PROBLEM:
From the entries below, copy each line in which the word "favorito" occurs.

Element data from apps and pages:
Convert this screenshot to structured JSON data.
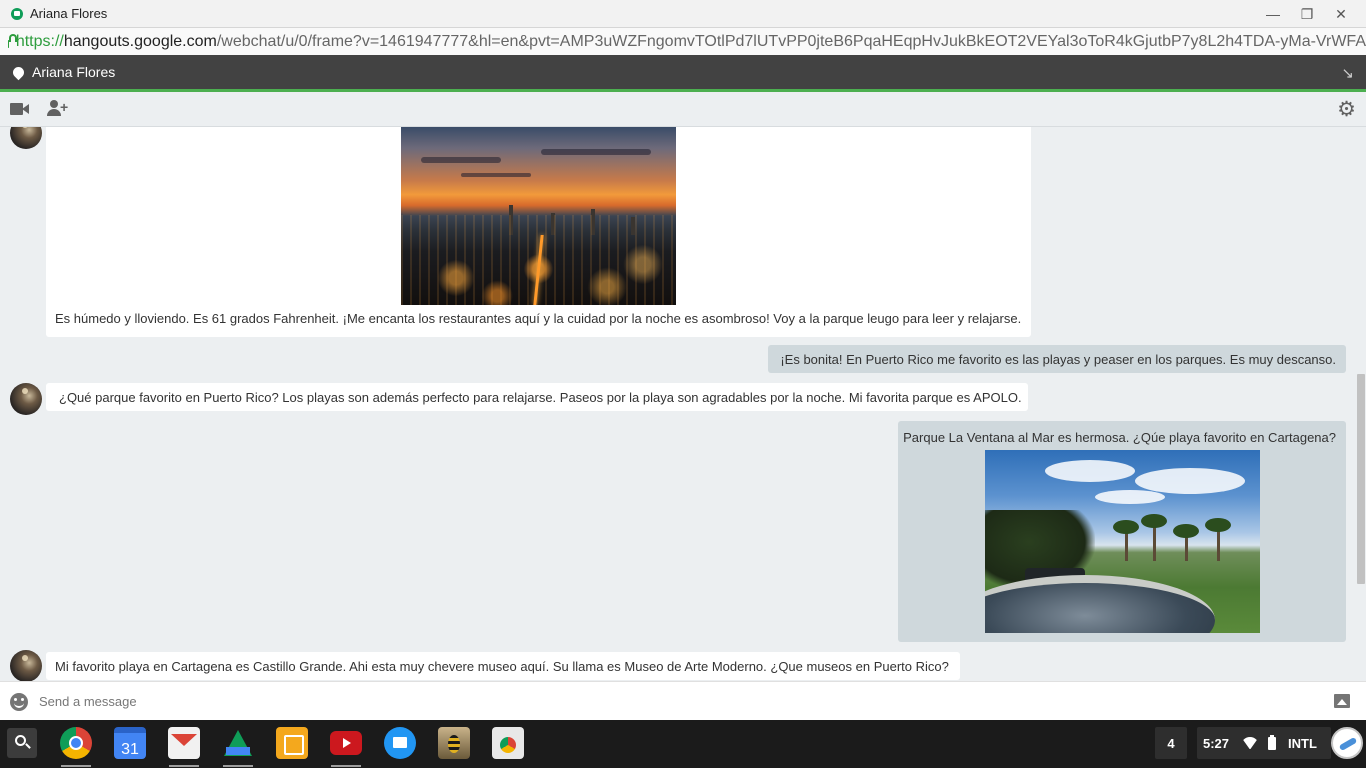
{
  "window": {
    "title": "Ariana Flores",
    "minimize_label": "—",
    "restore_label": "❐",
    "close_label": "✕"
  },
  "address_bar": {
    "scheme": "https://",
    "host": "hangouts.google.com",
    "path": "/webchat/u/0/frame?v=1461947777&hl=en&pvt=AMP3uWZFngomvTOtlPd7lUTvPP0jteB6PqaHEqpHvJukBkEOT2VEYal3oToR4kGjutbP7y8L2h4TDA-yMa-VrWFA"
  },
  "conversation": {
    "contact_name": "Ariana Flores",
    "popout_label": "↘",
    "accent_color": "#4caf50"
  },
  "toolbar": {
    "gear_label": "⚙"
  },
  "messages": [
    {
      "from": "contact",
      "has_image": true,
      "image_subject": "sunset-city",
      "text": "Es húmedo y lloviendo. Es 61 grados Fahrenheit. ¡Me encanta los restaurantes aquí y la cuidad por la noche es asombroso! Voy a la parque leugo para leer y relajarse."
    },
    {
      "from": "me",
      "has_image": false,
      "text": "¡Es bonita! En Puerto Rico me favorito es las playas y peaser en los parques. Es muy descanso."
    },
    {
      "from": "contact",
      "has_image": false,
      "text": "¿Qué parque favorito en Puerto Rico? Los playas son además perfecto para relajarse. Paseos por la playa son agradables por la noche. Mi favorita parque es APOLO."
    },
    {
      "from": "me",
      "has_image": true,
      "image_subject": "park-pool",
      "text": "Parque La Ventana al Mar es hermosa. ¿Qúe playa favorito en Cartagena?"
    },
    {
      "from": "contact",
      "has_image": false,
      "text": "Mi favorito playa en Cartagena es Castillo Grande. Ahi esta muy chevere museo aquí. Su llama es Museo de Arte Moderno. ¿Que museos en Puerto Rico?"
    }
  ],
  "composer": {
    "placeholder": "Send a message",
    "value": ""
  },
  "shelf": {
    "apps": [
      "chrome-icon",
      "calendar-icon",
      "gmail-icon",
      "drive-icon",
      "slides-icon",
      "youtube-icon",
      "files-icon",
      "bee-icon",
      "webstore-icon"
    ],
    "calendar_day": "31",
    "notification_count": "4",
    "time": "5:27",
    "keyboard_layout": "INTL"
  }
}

EXERCISE OUTPUT:
      "text": "¡Es bonita! En Puerto Rico me favorito es las playas y peaser en los parques. Es muy descanso."
      "text": "¿Qué parque favorito en Puerto Rico? Los playas son además perfecto para relajarse. Paseos por la playa son agradables por la noche. Mi favorita parque es APOLO."
      "text": "Parque La Ventana al Mar es hermosa. ¿Qúe playa favorito en Cartagena?"
      "text": "Mi favorito playa en Cartagena es Castillo Grande. Ahi esta muy chevere museo aquí. Su llama es Museo de Arte Moderno. ¿Que museos en Puerto Rico?"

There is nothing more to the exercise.